In the entries below, count every line with the string "accent". State the count and nothing else.
++++ Records to use
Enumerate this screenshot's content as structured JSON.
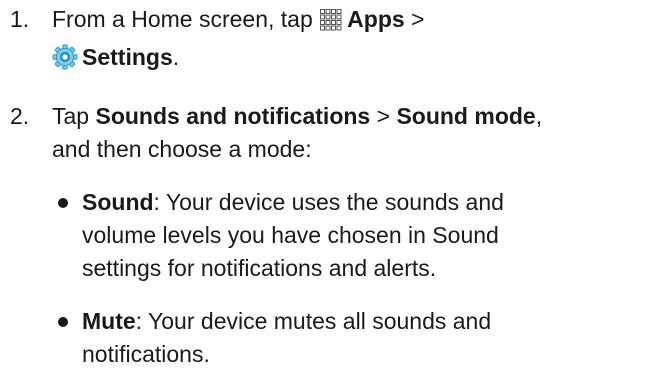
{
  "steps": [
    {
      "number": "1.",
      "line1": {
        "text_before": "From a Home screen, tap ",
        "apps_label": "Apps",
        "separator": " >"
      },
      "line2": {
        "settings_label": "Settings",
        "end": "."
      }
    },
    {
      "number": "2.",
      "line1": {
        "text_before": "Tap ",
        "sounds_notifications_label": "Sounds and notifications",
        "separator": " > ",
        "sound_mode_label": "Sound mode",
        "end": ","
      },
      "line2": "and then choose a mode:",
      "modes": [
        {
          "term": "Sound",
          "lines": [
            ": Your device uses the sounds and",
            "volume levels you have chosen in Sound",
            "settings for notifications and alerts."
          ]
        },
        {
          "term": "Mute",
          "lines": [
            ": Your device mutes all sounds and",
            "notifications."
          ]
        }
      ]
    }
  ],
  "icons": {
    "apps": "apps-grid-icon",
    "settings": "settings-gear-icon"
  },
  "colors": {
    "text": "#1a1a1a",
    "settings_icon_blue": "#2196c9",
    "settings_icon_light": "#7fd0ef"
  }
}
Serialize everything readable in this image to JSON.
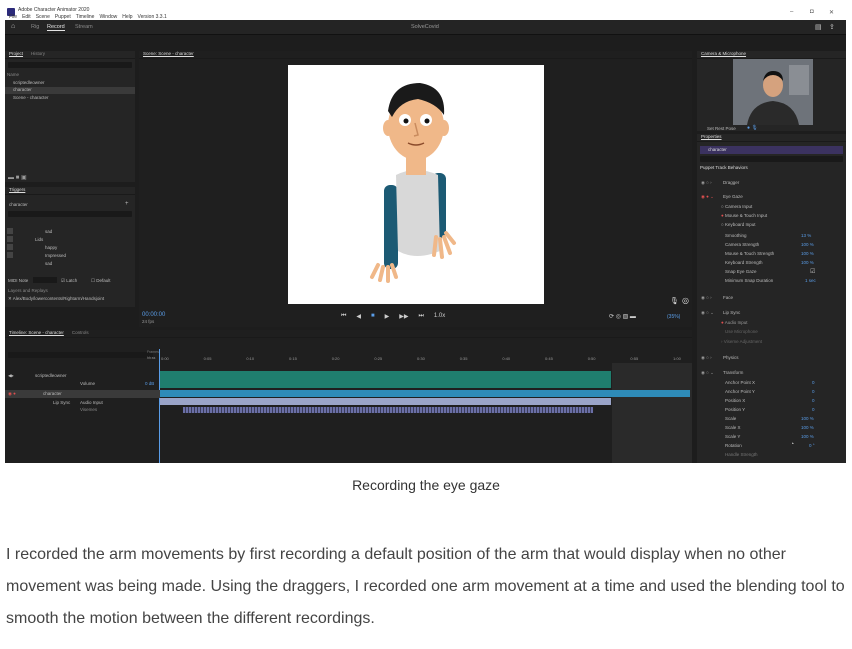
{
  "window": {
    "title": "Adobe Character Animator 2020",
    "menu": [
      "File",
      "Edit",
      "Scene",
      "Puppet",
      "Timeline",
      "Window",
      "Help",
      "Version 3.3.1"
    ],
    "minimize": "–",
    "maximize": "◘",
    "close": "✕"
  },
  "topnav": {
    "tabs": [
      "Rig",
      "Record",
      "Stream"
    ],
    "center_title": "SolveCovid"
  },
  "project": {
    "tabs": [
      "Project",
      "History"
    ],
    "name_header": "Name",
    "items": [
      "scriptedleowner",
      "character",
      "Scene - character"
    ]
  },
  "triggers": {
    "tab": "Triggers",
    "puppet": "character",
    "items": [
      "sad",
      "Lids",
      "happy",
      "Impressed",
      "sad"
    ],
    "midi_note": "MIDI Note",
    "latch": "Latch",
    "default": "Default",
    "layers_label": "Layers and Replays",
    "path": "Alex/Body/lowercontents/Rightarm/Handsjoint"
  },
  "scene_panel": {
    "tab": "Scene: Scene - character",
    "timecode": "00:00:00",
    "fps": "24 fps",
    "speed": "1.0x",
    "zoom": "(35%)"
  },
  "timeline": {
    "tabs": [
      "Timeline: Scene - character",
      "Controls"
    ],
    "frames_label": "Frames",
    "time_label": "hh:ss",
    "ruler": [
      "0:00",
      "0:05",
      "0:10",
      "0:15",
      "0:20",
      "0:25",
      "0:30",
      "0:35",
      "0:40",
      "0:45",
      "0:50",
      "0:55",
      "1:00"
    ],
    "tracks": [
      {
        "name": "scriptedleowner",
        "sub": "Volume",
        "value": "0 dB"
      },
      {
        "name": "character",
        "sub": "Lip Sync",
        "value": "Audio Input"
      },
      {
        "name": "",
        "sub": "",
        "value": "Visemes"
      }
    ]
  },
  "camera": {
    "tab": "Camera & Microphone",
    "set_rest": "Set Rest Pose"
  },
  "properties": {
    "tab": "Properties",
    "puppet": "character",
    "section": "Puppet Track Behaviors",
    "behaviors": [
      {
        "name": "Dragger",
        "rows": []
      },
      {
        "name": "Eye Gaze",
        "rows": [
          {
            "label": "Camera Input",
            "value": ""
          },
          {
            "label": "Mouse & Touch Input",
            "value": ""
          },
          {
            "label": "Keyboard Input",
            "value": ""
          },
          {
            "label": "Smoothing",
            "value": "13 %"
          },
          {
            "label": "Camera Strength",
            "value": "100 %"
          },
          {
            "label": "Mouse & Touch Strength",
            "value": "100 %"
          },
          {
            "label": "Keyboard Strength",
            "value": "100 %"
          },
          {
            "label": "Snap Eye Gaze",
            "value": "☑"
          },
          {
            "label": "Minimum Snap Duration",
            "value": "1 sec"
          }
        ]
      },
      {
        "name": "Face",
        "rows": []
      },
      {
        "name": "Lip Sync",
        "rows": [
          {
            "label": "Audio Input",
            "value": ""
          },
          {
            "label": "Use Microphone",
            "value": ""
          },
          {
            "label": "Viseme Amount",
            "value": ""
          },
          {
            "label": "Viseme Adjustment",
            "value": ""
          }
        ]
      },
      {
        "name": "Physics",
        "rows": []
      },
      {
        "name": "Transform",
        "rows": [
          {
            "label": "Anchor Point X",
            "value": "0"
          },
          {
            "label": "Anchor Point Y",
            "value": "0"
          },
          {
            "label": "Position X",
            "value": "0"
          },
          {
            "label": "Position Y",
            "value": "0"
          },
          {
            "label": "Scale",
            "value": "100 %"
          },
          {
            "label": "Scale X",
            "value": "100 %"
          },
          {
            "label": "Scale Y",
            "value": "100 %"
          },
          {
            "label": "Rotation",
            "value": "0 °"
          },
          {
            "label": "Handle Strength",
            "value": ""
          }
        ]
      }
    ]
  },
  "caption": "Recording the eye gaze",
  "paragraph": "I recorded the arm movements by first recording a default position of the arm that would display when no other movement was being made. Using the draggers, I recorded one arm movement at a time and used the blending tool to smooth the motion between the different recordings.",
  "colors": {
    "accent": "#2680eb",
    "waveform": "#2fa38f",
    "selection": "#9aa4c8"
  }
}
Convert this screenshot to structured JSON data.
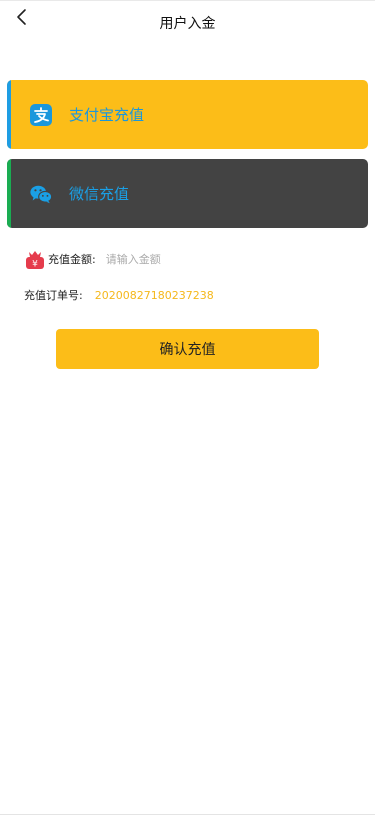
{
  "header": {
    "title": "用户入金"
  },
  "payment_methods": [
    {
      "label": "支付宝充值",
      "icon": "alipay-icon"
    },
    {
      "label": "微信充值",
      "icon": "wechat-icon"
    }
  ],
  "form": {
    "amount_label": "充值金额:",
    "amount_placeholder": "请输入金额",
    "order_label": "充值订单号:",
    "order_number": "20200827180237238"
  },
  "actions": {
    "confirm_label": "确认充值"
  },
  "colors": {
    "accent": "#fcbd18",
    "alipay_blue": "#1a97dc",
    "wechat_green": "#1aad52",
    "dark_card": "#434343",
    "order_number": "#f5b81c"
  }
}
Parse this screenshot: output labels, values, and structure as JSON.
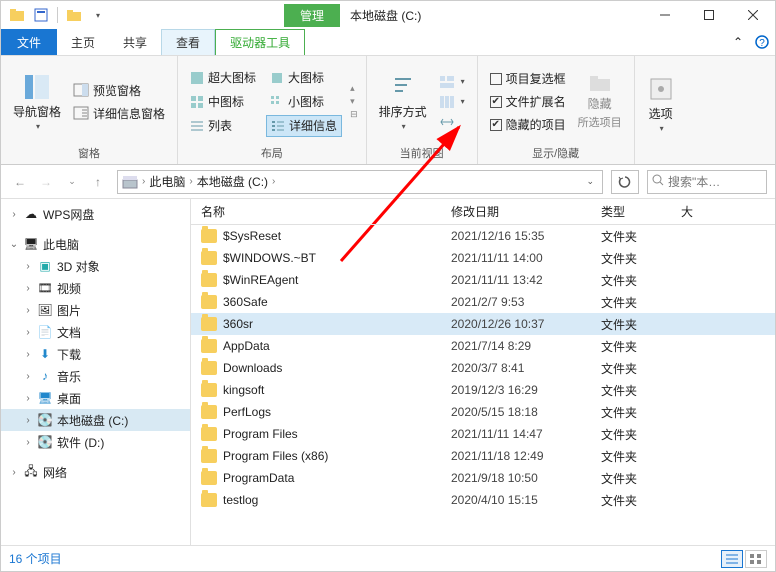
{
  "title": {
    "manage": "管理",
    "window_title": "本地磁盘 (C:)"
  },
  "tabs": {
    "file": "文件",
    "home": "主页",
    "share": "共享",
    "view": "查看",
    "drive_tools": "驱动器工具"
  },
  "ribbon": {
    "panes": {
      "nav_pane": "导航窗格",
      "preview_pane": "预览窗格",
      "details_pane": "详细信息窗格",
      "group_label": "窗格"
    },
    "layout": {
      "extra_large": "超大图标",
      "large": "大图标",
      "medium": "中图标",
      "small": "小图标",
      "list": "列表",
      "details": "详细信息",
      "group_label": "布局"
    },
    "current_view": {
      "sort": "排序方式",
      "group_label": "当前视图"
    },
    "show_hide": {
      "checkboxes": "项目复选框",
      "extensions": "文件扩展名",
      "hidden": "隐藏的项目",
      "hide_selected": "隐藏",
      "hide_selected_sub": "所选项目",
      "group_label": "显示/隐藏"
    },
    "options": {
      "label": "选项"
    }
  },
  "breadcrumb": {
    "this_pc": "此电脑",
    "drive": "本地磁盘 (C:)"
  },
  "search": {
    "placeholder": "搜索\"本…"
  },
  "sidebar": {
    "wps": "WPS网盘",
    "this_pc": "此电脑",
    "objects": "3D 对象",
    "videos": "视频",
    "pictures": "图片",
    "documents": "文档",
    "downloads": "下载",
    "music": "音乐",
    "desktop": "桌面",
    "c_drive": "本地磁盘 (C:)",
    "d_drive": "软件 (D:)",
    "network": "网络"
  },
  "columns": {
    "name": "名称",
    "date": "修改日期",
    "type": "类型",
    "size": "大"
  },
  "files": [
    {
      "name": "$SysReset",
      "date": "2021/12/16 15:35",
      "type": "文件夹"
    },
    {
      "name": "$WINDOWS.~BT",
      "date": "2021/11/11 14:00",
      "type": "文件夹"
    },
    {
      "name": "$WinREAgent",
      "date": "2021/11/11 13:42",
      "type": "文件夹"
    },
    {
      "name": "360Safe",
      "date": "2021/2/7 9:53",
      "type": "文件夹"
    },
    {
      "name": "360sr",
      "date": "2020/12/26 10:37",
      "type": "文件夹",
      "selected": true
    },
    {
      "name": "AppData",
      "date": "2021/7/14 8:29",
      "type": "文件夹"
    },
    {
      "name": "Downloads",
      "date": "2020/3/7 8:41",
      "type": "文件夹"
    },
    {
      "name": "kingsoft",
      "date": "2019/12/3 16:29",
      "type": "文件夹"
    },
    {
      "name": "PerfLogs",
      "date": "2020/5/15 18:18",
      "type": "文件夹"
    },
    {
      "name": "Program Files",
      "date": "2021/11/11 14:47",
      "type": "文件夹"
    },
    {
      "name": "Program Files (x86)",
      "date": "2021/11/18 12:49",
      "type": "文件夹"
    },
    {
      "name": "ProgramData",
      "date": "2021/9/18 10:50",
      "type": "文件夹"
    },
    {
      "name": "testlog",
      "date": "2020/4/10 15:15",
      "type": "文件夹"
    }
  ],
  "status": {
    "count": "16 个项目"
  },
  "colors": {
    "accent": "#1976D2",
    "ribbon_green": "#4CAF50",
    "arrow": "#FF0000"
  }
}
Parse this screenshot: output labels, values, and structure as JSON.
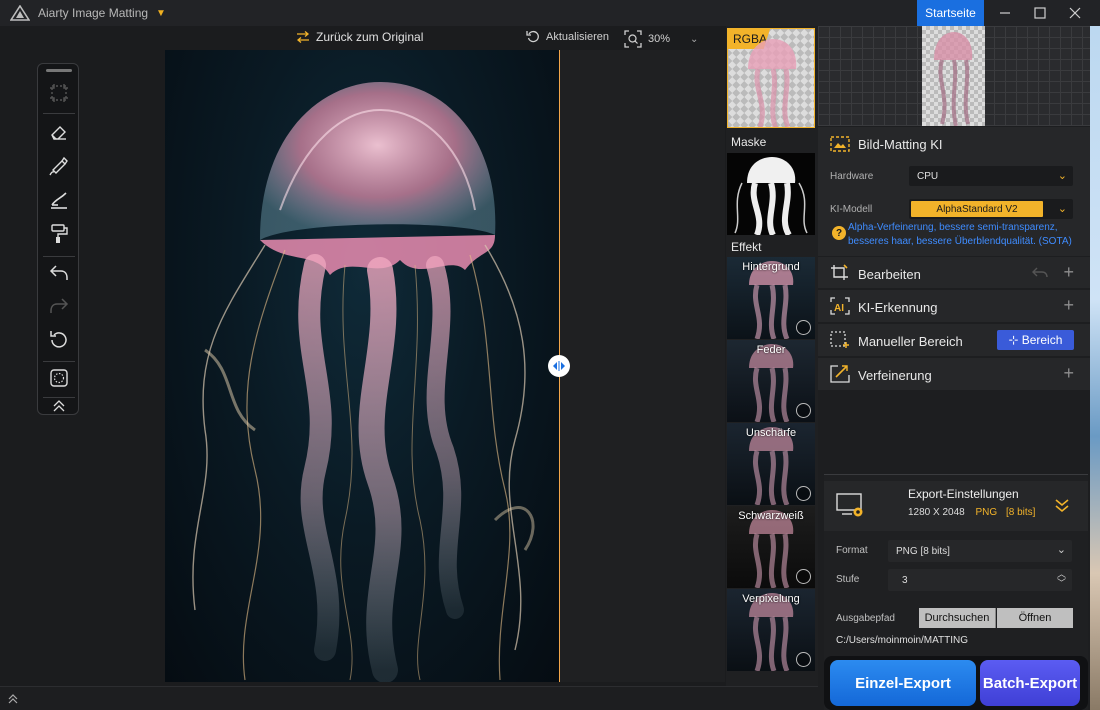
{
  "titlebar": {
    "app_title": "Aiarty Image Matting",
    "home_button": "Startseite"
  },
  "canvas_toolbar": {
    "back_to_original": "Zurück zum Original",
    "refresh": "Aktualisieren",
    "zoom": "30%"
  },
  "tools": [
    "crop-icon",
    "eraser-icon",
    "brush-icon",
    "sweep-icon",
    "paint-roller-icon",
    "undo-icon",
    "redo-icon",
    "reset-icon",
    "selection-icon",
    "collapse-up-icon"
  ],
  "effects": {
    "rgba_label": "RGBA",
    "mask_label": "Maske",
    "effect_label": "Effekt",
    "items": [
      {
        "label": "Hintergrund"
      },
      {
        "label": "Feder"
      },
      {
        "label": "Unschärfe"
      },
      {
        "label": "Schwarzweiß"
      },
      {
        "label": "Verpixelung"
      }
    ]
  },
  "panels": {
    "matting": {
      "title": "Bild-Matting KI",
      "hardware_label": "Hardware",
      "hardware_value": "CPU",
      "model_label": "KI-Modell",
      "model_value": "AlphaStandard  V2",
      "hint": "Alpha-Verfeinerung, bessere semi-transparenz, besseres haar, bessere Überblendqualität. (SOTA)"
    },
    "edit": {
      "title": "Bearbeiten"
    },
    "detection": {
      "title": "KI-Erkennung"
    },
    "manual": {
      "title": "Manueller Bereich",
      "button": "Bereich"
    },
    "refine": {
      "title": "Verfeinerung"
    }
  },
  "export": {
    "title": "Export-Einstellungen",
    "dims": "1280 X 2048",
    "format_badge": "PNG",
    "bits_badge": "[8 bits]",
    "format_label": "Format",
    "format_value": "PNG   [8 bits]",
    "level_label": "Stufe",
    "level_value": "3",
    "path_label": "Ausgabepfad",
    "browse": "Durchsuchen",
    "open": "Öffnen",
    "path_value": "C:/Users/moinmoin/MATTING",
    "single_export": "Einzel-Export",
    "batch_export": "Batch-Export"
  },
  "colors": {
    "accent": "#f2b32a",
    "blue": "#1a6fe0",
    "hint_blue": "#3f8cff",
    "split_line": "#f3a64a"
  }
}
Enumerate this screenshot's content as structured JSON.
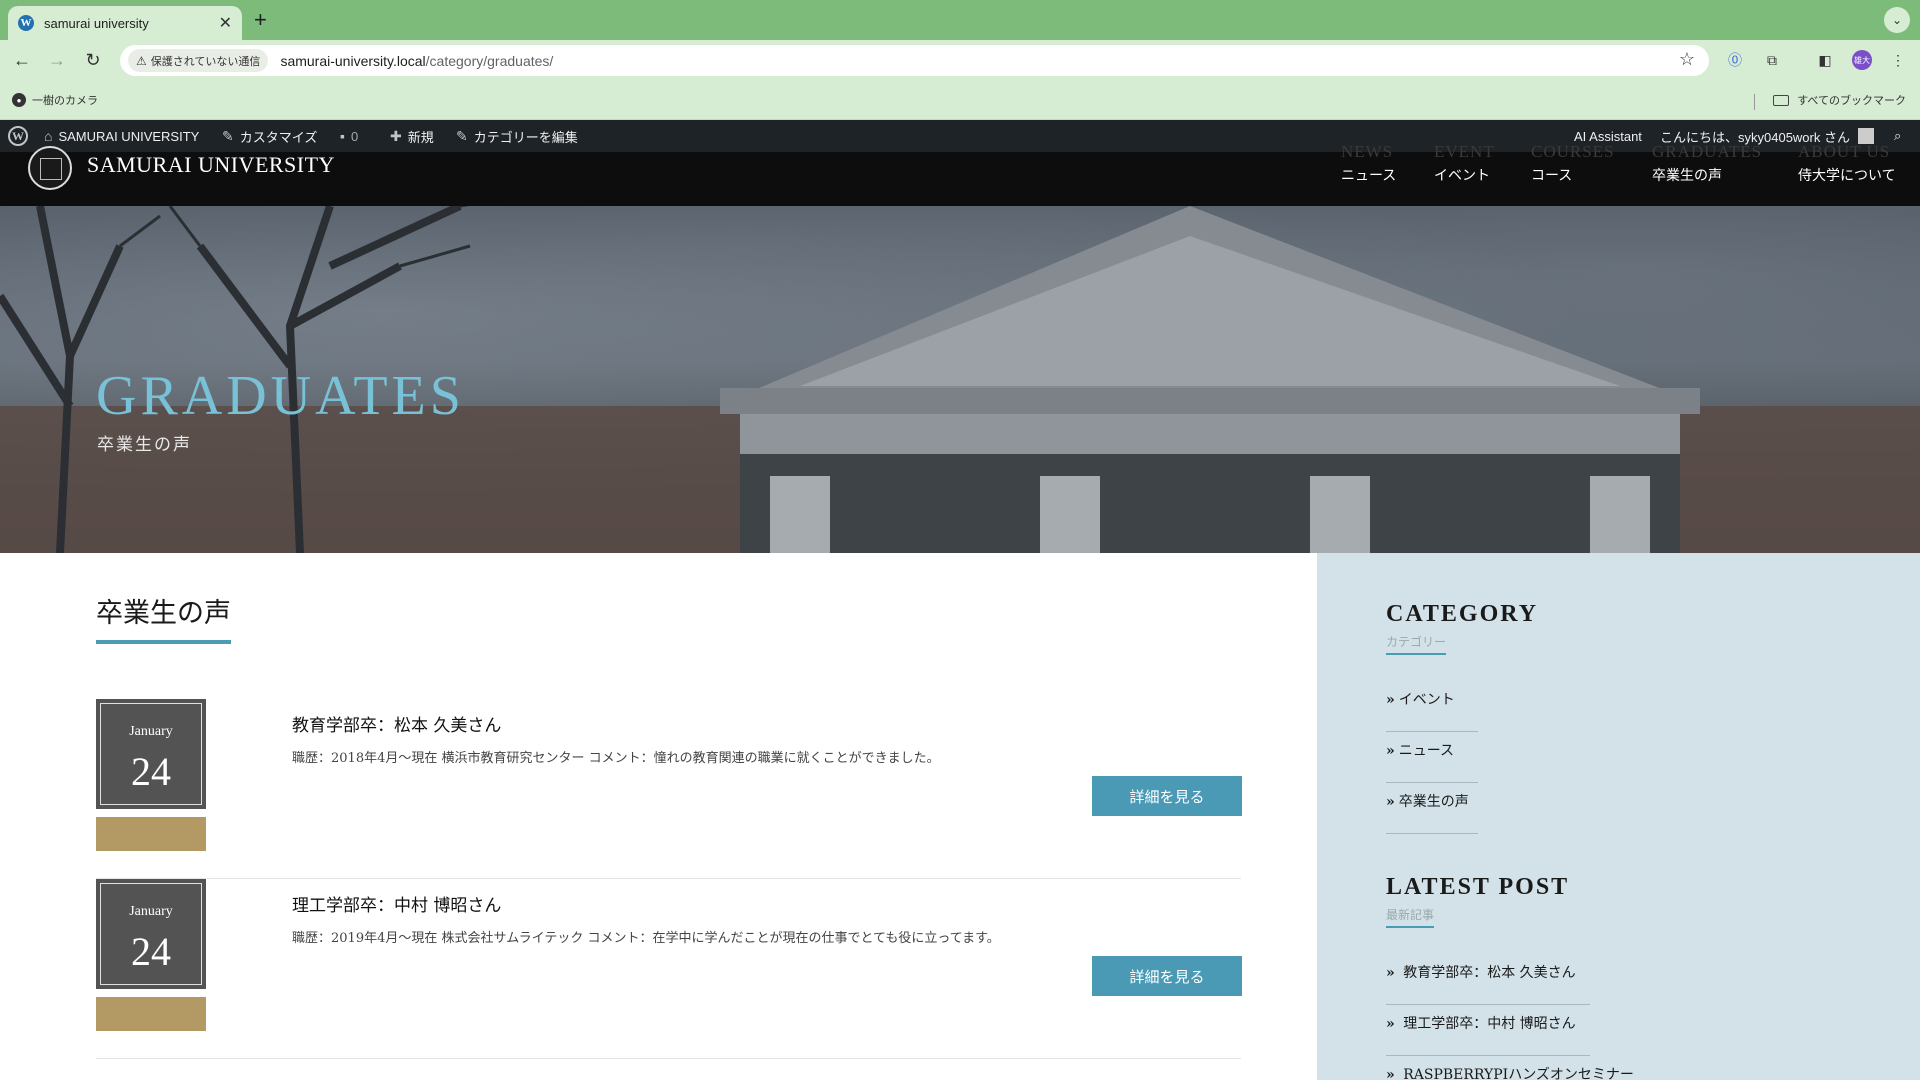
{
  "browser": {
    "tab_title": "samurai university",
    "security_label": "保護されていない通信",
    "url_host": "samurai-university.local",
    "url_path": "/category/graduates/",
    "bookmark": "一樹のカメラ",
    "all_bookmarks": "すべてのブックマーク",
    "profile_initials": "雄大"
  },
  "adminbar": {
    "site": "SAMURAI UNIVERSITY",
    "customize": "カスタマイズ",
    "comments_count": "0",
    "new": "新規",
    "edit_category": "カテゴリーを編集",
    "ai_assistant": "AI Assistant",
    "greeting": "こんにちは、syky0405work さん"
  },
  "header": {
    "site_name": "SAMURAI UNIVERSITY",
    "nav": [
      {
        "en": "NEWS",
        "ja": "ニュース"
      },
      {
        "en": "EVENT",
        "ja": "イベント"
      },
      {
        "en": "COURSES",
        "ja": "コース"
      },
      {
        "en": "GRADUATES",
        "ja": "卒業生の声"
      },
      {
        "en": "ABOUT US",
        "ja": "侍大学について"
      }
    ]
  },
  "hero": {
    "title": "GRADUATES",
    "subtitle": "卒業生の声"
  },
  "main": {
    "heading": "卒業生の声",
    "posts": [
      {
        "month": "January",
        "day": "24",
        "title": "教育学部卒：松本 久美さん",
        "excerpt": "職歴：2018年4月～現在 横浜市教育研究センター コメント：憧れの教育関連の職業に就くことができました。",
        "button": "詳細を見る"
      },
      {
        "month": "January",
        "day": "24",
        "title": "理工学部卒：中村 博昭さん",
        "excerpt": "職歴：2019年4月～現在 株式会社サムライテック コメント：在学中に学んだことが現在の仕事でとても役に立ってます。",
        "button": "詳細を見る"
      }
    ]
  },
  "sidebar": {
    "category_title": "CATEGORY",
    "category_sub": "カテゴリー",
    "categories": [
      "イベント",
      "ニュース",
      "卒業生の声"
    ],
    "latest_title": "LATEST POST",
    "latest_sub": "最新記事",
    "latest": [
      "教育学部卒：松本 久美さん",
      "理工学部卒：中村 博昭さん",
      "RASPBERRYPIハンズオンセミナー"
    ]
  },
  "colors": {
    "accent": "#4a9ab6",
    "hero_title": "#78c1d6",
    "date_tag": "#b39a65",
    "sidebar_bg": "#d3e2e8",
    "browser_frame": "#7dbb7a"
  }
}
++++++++
### Solution below
5